## What you need to do
Which lines of the data below include the string "Perspective"? Return each of them.

## Recorded information

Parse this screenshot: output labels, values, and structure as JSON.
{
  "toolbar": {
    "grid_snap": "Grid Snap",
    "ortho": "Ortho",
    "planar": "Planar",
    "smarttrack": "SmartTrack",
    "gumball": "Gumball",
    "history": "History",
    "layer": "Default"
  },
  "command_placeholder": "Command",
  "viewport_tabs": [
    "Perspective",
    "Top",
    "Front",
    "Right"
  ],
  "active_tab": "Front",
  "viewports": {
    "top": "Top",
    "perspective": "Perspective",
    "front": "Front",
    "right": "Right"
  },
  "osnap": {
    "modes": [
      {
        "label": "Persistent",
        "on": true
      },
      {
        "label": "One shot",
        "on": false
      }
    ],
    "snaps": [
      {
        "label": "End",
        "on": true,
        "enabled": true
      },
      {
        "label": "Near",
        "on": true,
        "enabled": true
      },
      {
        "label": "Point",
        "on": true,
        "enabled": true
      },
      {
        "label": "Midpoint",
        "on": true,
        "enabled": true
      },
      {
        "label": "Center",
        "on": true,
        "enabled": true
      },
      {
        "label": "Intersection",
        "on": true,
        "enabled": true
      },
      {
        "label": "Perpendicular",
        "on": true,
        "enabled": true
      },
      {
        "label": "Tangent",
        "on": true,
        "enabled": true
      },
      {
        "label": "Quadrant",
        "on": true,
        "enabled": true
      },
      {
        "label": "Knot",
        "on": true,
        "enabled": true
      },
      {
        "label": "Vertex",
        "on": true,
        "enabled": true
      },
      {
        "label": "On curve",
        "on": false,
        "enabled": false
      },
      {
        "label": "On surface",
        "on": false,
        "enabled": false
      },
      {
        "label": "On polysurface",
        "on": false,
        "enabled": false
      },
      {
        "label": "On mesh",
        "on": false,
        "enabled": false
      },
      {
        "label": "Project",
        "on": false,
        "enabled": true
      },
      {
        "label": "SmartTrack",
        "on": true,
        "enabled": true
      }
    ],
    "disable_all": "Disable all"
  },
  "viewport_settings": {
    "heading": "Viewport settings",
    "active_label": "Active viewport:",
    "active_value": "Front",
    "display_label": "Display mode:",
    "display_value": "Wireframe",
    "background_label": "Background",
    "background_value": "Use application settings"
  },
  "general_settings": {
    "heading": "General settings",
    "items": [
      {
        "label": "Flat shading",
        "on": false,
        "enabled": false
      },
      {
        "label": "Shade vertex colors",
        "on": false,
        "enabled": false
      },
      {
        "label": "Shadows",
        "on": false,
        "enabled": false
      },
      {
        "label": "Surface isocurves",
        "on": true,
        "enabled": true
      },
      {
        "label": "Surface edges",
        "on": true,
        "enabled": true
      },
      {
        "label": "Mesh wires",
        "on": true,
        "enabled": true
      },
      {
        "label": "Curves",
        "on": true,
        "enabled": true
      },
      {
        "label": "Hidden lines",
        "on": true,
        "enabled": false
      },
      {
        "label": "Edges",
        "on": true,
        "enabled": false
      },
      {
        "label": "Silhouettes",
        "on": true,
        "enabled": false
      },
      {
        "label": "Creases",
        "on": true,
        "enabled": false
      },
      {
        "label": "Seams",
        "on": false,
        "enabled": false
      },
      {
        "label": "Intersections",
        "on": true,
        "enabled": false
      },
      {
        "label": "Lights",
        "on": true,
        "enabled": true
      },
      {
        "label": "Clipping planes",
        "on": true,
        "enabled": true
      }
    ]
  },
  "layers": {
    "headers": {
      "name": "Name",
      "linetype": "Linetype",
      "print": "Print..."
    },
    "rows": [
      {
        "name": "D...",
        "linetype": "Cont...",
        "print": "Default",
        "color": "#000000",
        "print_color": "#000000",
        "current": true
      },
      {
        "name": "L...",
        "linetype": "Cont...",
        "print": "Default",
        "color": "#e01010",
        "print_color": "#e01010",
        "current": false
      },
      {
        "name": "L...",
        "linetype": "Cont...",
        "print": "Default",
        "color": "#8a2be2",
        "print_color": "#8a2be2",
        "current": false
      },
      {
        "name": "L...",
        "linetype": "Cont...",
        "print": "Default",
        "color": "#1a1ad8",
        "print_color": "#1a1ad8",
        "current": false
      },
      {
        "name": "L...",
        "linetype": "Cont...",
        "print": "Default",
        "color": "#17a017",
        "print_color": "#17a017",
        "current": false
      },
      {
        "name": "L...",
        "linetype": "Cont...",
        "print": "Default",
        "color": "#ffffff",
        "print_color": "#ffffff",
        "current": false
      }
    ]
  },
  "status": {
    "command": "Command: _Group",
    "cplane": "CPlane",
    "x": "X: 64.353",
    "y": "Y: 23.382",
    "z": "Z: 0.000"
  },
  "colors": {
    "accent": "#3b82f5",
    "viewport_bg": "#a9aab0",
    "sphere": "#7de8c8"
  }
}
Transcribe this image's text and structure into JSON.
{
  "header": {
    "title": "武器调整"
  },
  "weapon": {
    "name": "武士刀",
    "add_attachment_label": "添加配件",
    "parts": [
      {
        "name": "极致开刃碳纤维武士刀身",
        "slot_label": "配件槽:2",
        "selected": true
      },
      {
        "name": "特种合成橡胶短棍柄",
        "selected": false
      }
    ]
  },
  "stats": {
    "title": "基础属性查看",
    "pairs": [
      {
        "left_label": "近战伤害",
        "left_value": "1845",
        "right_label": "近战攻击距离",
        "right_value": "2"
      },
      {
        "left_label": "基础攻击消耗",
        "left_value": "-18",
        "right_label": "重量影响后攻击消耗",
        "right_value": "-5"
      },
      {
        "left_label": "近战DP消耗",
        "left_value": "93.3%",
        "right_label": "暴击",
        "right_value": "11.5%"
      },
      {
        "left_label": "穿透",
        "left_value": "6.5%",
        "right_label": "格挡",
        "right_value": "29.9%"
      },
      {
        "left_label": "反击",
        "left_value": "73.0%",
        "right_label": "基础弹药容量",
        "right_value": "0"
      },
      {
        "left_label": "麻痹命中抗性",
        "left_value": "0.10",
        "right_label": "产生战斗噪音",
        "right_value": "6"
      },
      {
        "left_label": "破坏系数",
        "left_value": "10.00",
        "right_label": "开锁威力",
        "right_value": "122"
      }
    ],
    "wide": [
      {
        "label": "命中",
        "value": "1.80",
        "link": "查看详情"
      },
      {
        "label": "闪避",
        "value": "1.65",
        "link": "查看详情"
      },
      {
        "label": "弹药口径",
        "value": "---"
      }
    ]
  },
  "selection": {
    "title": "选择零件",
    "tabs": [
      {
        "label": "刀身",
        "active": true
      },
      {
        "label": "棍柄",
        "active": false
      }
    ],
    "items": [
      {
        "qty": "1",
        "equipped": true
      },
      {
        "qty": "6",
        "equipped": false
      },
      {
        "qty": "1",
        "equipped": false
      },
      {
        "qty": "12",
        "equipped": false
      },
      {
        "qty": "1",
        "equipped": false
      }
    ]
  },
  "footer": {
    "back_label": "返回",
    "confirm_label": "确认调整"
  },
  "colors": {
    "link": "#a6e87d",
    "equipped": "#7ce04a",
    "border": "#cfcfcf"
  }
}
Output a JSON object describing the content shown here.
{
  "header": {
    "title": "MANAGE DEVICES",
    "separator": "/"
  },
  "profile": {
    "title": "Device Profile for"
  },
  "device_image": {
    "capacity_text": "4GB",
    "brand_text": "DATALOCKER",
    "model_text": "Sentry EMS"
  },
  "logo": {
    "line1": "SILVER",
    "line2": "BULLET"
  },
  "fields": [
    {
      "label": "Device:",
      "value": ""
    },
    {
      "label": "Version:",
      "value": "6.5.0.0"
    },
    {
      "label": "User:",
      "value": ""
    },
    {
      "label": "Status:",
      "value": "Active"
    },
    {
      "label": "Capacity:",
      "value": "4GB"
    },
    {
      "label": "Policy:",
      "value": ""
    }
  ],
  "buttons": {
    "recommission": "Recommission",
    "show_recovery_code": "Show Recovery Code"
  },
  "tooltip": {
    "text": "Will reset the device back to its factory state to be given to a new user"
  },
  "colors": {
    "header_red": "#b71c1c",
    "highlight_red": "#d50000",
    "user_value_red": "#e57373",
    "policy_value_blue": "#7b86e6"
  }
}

## Solution
    "Perspective",
    "perspective": "Perspective",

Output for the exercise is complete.